- _What you are asked to do_: The task calls for each record to be given again unchanged, minus any pictures.

START Exercise input

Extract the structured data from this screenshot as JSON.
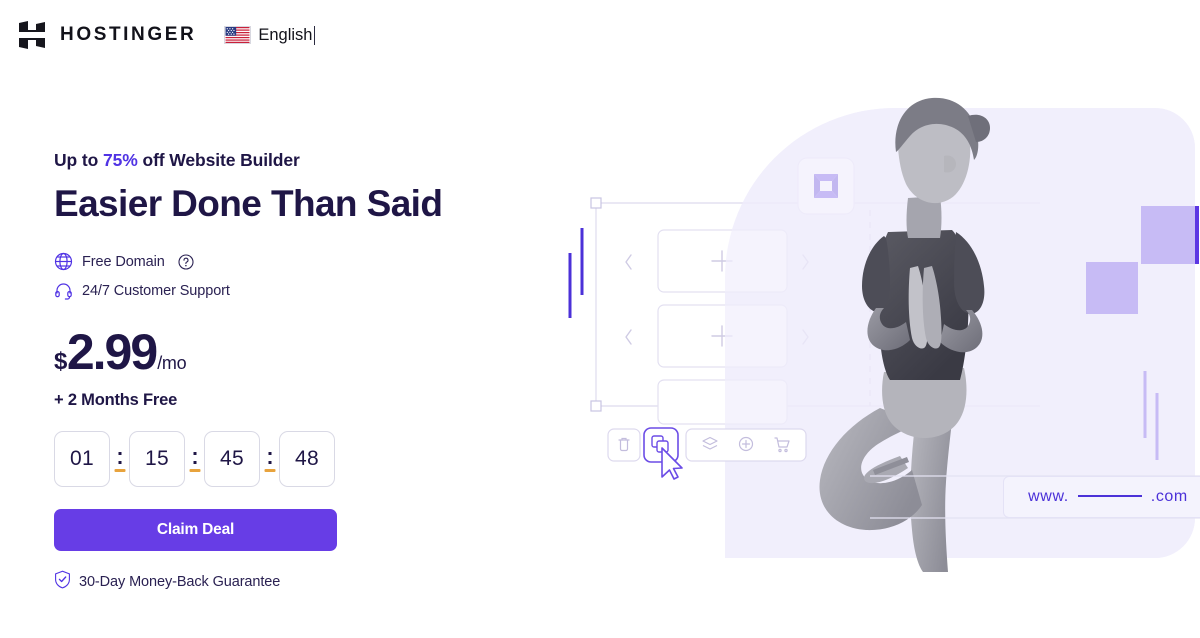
{
  "header": {
    "brand_name": "HOSTINGER",
    "logo_icon": "hostinger-h-logo",
    "language": {
      "label": "English",
      "flag_icon": "us-flag-icon"
    }
  },
  "hero": {
    "eyebrow_prefix": "Up to ",
    "eyebrow_highlight": "75%",
    "eyebrow_suffix": " off Website Builder",
    "headline": "Easier Done Than Said",
    "features": [
      {
        "icon": "globe-icon",
        "label": "Free Domain",
        "has_help": true,
        "help_icon": "question-circle-icon"
      },
      {
        "icon": "headset-icon",
        "label": "24/7 Customer Support",
        "has_help": false
      }
    ],
    "price": {
      "currency": "$",
      "amount": "2.99",
      "period": "/mo"
    },
    "bonus": "+ 2 Months Free",
    "countdown": {
      "separator": ":",
      "units": [
        {
          "value": "01"
        },
        {
          "value": "15"
        },
        {
          "value": "45"
        },
        {
          "value": "48"
        }
      ]
    },
    "cta_label": "Claim Deal",
    "guarantee": {
      "icon": "shield-check-icon",
      "label": "30-Day Money-Back Guarantee"
    }
  },
  "illustration": {
    "badge_icon": "hostinger-cube-icon",
    "placeholder_icon": "plus-icon",
    "arrow_prev_icon": "chevron-left-icon",
    "arrow_next_icon": "chevron-right-icon",
    "cursor_icon": "mouse-pointer-icon",
    "toolbar": [
      {
        "icon": "trash-icon",
        "active": false
      },
      {
        "icon": "duplicate-icon",
        "active": true
      },
      {
        "icon": "layers-icon",
        "active": false
      },
      {
        "icon": "plus-circle-icon",
        "active": false
      },
      {
        "icon": "cart-icon",
        "active": false
      }
    ],
    "photo_alt": "woman-yoga-tree-pose",
    "domain_bar": {
      "prefix": "www.",
      "suffix": ".com"
    }
  },
  "colors": {
    "accent_purple": "#673de6",
    "link_purple": "#5033e4",
    "headline_navy": "#1f1646",
    "separator_amber": "#e8a33d",
    "art_lavender": "#f1effc"
  }
}
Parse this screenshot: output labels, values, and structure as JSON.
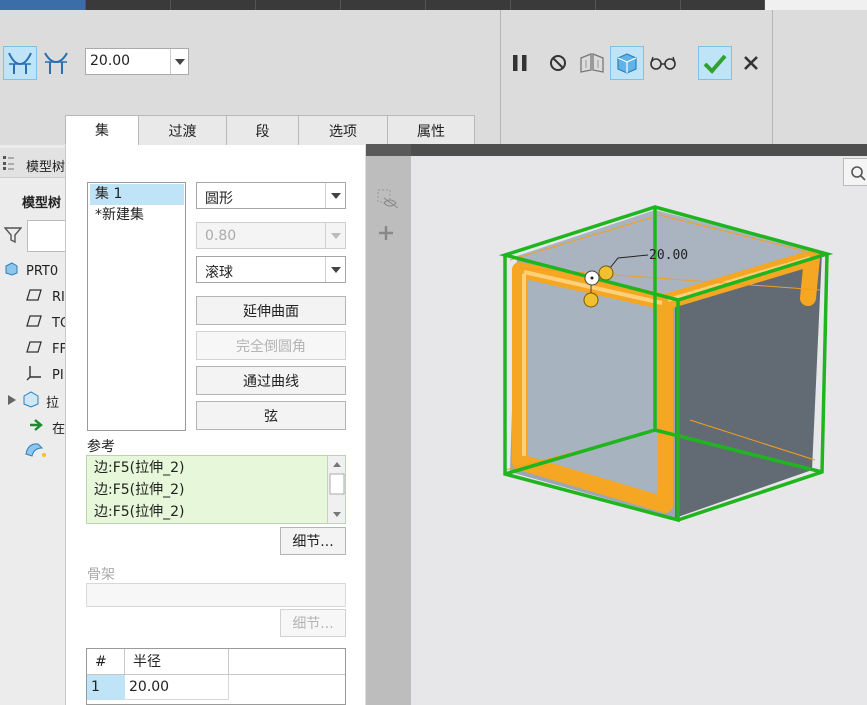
{
  "ribbon": {
    "dimension_value": "20.00",
    "buttons": {
      "type_constant": "round-constant-icon",
      "type_variable": "round-variable-icon",
      "pause": "pause-icon",
      "no_preview": "no-preview-icon",
      "separate_preview": "separate-preview-icon",
      "verify": "verify-icon",
      "glasses": "glasses-icon",
      "ok": "check-icon",
      "cancel": "close-icon"
    }
  },
  "tabs": [
    "集",
    "过渡",
    "段",
    "选项",
    "属性"
  ],
  "tree": {
    "header": "模型树",
    "header2": "模型树",
    "rows": [
      "PRT0",
      "RI",
      "TO",
      "FF",
      "PI",
      "拉",
      "在",
      ""
    ]
  },
  "sets_panel": {
    "sets": [
      "集 1",
      "*新建集"
    ],
    "cross_section": "圆形",
    "conic_param": "0.80",
    "method": "滚球",
    "buttons": [
      "延伸曲面",
      "完全倒圆角",
      "通过曲线",
      "弦"
    ],
    "references_label": "参考",
    "references": [
      "边:F5(拉伸_2)",
      "边:F5(拉伸_2)",
      "边:F5(拉伸_2)"
    ],
    "details_label": "细节...",
    "skeleton_label": "骨架",
    "skeleton_details_label": "细节...",
    "radius_table": {
      "headers": [
        "#",
        "半径"
      ],
      "rows": [
        {
          "num": "1",
          "radius": "20.00"
        }
      ]
    }
  },
  "graphics": {
    "dimension_label": "20.00"
  },
  "colors": {
    "accent": "#bfe4f7",
    "ok_green": "#2ea12e",
    "cube_edge": "#1fb51f",
    "round_orange": "#f5a623",
    "cube_face": "#9aa6b4"
  }
}
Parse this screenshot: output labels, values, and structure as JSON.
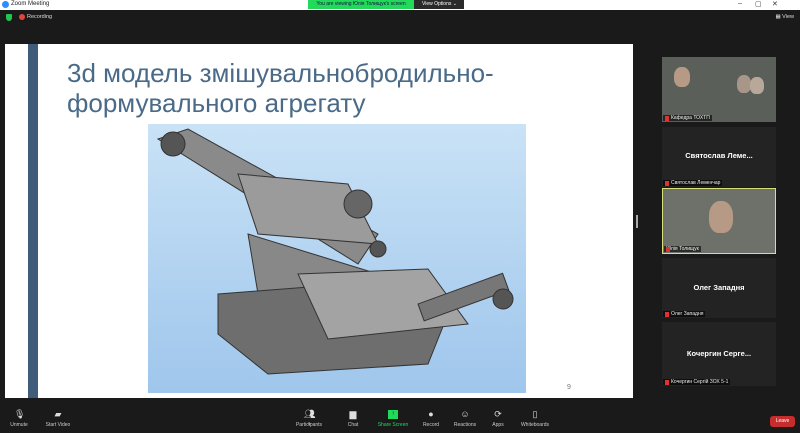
{
  "window": {
    "title": "Zoom Meeting",
    "banner": "You are viewing Юлія Толищук's screen",
    "view_options": "View Options",
    "recording": "Recording",
    "view": "View"
  },
  "slide": {
    "title": "3d модель змішувальнобродильно-формувального агрегату",
    "page": "9"
  },
  "gallery": [
    {
      "display_name": "",
      "label": "Кафедра ТОХТП",
      "type": "video"
    },
    {
      "display_name": "Святослав Леме...",
      "label": "Святослав Леменчар",
      "type": "name"
    },
    {
      "display_name": "",
      "label": "Юлія Толищук",
      "type": "video"
    },
    {
      "display_name": "Олег Западня",
      "label": "Олег Западня",
      "type": "name"
    },
    {
      "display_name": "Кочергин Серге...",
      "label": "Кочергин Сергій ЗОХ 5-1",
      "type": "name"
    }
  ],
  "toolbar": {
    "unmute": "Unmute",
    "start_video": "Start Video",
    "participants": "Participants",
    "participants_count": "5",
    "chat": "Chat",
    "share_screen": "Share Screen",
    "record": "Record",
    "reactions": "Reactions",
    "apps": "Apps",
    "whiteboards": "Whiteboards",
    "leave": "Leave"
  },
  "colors": {
    "share_green": "#23d959",
    "leave_red": "#c72d2d",
    "slide_title": "#4a6a88"
  }
}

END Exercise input

- _Result_:
Extract the structured data from this screenshot as JSON.
{
  "header": {
    "brand_name": "HOSTINGER",
    "logo_icon": "hostinger-h-logo",
    "language": {
      "label": "English",
      "flag_icon": "us-flag-icon"
    }
  },
  "hero": {
    "eyebrow_prefix": "Up to ",
    "eyebrow_highlight": "75%",
    "eyebrow_suffix": " off Website Builder",
    "headline": "Easier Done Than Said",
    "features": [
      {
        "icon": "globe-icon",
        "label": "Free Domain",
        "has_help": true,
        "help_icon": "question-circle-icon"
      },
      {
        "icon": "headset-icon",
        "label": "24/7 Customer Support",
        "has_help": false
      }
    ],
    "price": {
      "currency": "$",
      "amount": "2.99",
      "period": "/mo"
    },
    "bonus": "+ 2 Months Free",
    "countdown": {
      "separator": ":",
      "units": [
        {
          "value": "01"
        },
        {
          "value": "15"
        },
        {
          "value": "45"
        },
        {
          "value": "48"
        }
      ]
    },
    "cta_label": "Claim Deal",
    "guarantee": {
      "icon": "shield-check-icon",
      "label": "30-Day Money-Back Guarantee"
    }
  },
  "illustration": {
    "badge_icon": "hostinger-cube-icon",
    "placeholder_icon": "plus-icon",
    "arrow_prev_icon": "chevron-left-icon",
    "arrow_next_icon": "chevron-right-icon",
    "cursor_icon": "mouse-pointer-icon",
    "toolbar": [
      {
        "icon": "trash-icon",
        "active": false
      },
      {
        "icon": "duplicate-icon",
        "active": true
      },
      {
        "icon": "layers-icon",
        "active": false
      },
      {
        "icon": "plus-circle-icon",
        "active": false
      },
      {
        "icon": "cart-icon",
        "active": false
      }
    ],
    "photo_alt": "woman-yoga-tree-pose",
    "domain_bar": {
      "prefix": "www.",
      "suffix": ".com"
    }
  },
  "colors": {
    "accent_purple": "#673de6",
    "link_purple": "#5033e4",
    "headline_navy": "#1f1646",
    "separator_amber": "#e8a33d",
    "art_lavender": "#f1effc"
  }
}
Parse this screenshot: output labels, values, and structure as JSON.
{
  "ribbon": {
    "dimension_value": "20.00",
    "buttons": {
      "type_constant": "round-constant-icon",
      "type_variable": "round-variable-icon",
      "pause": "pause-icon",
      "no_preview": "no-preview-icon",
      "separate_preview": "separate-preview-icon",
      "verify": "verify-icon",
      "glasses": "glasses-icon",
      "ok": "check-icon",
      "cancel": "close-icon"
    }
  },
  "tabs": [
    "集",
    "过渡",
    "段",
    "选项",
    "属性"
  ],
  "tree": {
    "header": "模型树",
    "header2": "模型树",
    "rows": [
      "PRT0",
      "RI",
      "TO",
      "FF",
      "PI",
      "拉",
      "在",
      ""
    ]
  },
  "sets_panel": {
    "sets": [
      "集 1",
      "*新建集"
    ],
    "cross_section": "圆形",
    "conic_param": "0.80",
    "method": "滚球",
    "buttons": [
      "延伸曲面",
      "完全倒圆角",
      "通过曲线",
      "弦"
    ],
    "references_label": "参考",
    "references": [
      "边:F5(拉伸_2)",
      "边:F5(拉伸_2)",
      "边:F5(拉伸_2)"
    ],
    "details_label": "细节...",
    "skeleton_label": "骨架",
    "skeleton_details_label": "细节...",
    "radius_table": {
      "headers": [
        "#",
        "半径"
      ],
      "rows": [
        {
          "num": "1",
          "radius": "20.00"
        }
      ]
    }
  },
  "graphics": {
    "dimension_label": "20.00"
  },
  "colors": {
    "accent": "#bfe4f7",
    "ok_green": "#2ea12e",
    "cube_edge": "#1fb51f",
    "round_orange": "#f5a623",
    "cube_face": "#9aa6b4"
  }
}
Parse this screenshot: output labels, values, and structure as JSON.
{
  "window": {
    "title": "Zoom Meeting",
    "banner": "You are viewing Юлія Толищук's screen",
    "view_options": "View Options",
    "recording": "Recording",
    "view": "View"
  },
  "slide": {
    "title": "3d модель змішувальнобродильно-формувального агрегату",
    "page": "9"
  },
  "gallery": [
    {
      "display_name": "",
      "label": "Кафедра ТОХТП",
      "type": "video"
    },
    {
      "display_name": "Святослав Леме...",
      "label": "Святослав Леменчар",
      "type": "name"
    },
    {
      "display_name": "",
      "label": "Юлія Толищук",
      "type": "video"
    },
    {
      "display_name": "Олег Западня",
      "label": "Олег Западня",
      "type": "name"
    },
    {
      "display_name": "Кочергин Серге...",
      "label": "Кочергин Сергій ЗОХ 5-1",
      "type": "name"
    }
  ],
  "toolbar": {
    "unmute": "Unmute",
    "start_video": "Start Video",
    "participants": "Participants",
    "participants_count": "5",
    "chat": "Chat",
    "share_screen": "Share Screen",
    "record": "Record",
    "reactions": "Reactions",
    "apps": "Apps",
    "whiteboards": "Whiteboards",
    "leave": "Leave"
  },
  "colors": {
    "share_green": "#23d959",
    "leave_red": "#c72d2d",
    "slide_title": "#4a6a88"
  }
}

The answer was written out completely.